## [REQUIRED WORK]
Every record, down to the last line, must be given again exactly.

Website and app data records
---+---

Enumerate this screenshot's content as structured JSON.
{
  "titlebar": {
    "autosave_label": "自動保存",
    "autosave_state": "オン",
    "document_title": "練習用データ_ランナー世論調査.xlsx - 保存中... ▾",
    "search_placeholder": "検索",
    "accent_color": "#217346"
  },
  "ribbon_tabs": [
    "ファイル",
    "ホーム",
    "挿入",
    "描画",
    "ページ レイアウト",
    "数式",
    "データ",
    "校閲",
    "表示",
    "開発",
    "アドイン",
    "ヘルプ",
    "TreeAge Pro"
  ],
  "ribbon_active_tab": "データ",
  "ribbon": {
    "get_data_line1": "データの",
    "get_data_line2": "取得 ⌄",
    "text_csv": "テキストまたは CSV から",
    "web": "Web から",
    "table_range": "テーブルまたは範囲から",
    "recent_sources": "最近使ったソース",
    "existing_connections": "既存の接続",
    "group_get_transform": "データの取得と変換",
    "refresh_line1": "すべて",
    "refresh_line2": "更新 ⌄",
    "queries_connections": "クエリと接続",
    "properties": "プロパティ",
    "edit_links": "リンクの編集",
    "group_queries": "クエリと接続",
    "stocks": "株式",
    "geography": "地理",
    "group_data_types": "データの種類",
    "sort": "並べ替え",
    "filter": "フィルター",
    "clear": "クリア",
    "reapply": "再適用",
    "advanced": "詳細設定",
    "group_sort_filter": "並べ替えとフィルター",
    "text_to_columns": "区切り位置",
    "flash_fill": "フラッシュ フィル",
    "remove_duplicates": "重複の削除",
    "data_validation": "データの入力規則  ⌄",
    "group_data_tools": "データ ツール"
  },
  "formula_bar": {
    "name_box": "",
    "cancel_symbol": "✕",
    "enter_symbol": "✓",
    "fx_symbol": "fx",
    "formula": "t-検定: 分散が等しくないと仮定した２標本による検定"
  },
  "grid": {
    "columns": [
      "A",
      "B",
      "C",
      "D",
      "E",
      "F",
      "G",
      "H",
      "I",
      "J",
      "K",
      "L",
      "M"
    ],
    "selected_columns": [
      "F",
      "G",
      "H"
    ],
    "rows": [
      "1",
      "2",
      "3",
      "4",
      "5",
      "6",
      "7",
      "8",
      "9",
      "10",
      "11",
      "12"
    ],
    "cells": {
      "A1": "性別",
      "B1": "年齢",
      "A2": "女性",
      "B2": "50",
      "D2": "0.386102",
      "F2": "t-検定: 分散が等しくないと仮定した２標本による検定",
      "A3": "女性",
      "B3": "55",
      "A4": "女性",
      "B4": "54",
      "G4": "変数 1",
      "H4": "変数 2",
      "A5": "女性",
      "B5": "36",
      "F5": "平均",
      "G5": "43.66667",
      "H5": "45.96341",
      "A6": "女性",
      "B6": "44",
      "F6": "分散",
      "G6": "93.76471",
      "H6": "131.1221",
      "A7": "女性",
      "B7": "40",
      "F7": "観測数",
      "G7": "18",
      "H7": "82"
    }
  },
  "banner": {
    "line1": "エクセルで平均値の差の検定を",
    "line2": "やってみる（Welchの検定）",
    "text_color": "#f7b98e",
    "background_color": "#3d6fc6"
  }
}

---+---

## [TASK RESULT]
Enumerate this screenshot's content as structured JSON.
{
  "titlebar": {
    "autosave_label": "自動保存",
    "autosave_state": "オン",
    "document_title": "練習用データ_ランナー世論調査.xlsx - 保存中... ▾",
    "search_placeholder": "検索",
    "accent_color": "#217346"
  },
  "ribbon_tabs": [
    "ファイル",
    "ホーム",
    "挿入",
    "描画",
    "ページ レイアウト",
    "数式",
    "データ",
    "校閲",
    "表示",
    "開発",
    "アドイン",
    "ヘルプ",
    "TreeAge Pro"
  ],
  "ribbon_active_tab": "データ",
  "ribbon": {
    "get_data_line1": "データの",
    "get_data_line2": "取得 ⌄",
    "text_csv": "テキストまたは CSV から",
    "web": "Web から",
    "table_range": "テーブルまたは範囲から",
    "recent_sources": "最近使ったソース",
    "existing_connections": "既存の接続",
    "group_get_transform": "データの取得と変換",
    "refresh_line1": "すべて",
    "refresh_line2": "更新 ⌄",
    "queries_connections": "クエリと接続",
    "properties": "プロパティ",
    "edit_links": "リンクの編集",
    "group_queries": "クエリと接続",
    "stocks": "株式",
    "geography": "地理",
    "group_data_types": "データの種類",
    "sort": "並べ替え",
    "filter": "フィルター",
    "clear": "クリア",
    "reapply": "再適用",
    "advanced": "詳細設定",
    "group_sort_filter": "並べ替えとフィルター",
    "text_to_columns": "区切り位置",
    "flash_fill": "フラッシュ フィル",
    "remove_duplicates": "重複の削除",
    "data_validation": "データの入力規則  ⌄",
    "group_data_tools": "データ ツール"
  },
  "formula_bar": {
    "name_box": "",
    "cancel_symbol": "✕",
    "enter_symbol": "✓",
    "fx_symbol": "fx",
    "formula": "t-検定: 分散が等しくないと仮定した２標本による検定"
  },
  "grid": {
    "columns": [
      "A",
      "B",
      "C",
      "D",
      "E",
      "F",
      "G",
      "H",
      "I",
      "J",
      "K",
      "L",
      "M"
    ],
    "selected_columns": [
      "F",
      "G",
      "H"
    ],
    "rows": [
      "1",
      "2",
      "3",
      "4",
      "5",
      "6",
      "7",
      "8",
      "9",
      "10",
      "11",
      "12"
    ],
    "cells": {
      "A1": "性別",
      "B1": "年齢",
      "A2": "女性",
      "B2": "50",
      "D2": "0.386102",
      "F2": "t-検定: 分散が等しくないと仮定した２標本による検定",
      "A3": "女性",
      "B3": "55",
      "A4": "女性",
      "B4": "54",
      "G4": "変数 1",
      "H4": "変数 2",
      "A5": "女性",
      "B5": "36",
      "F5": "平均",
      "G5": "43.66667",
      "H5": "45.96341",
      "A6": "女性",
      "B6": "44",
      "F6": "分散",
      "G6": "93.76471",
      "H6": "131.1221",
      "A7": "女性",
      "B7": "40",
      "F7": "観測数",
      "G7": "18",
      "H7": "82"
    }
  },
  "banner": {
    "line1": "エクセルで平均値の差の検定を",
    "line2": "やってみる（Welchの検定）",
    "text_color": "#f7b98e",
    "background_color": "#3d6fc6"
  }
}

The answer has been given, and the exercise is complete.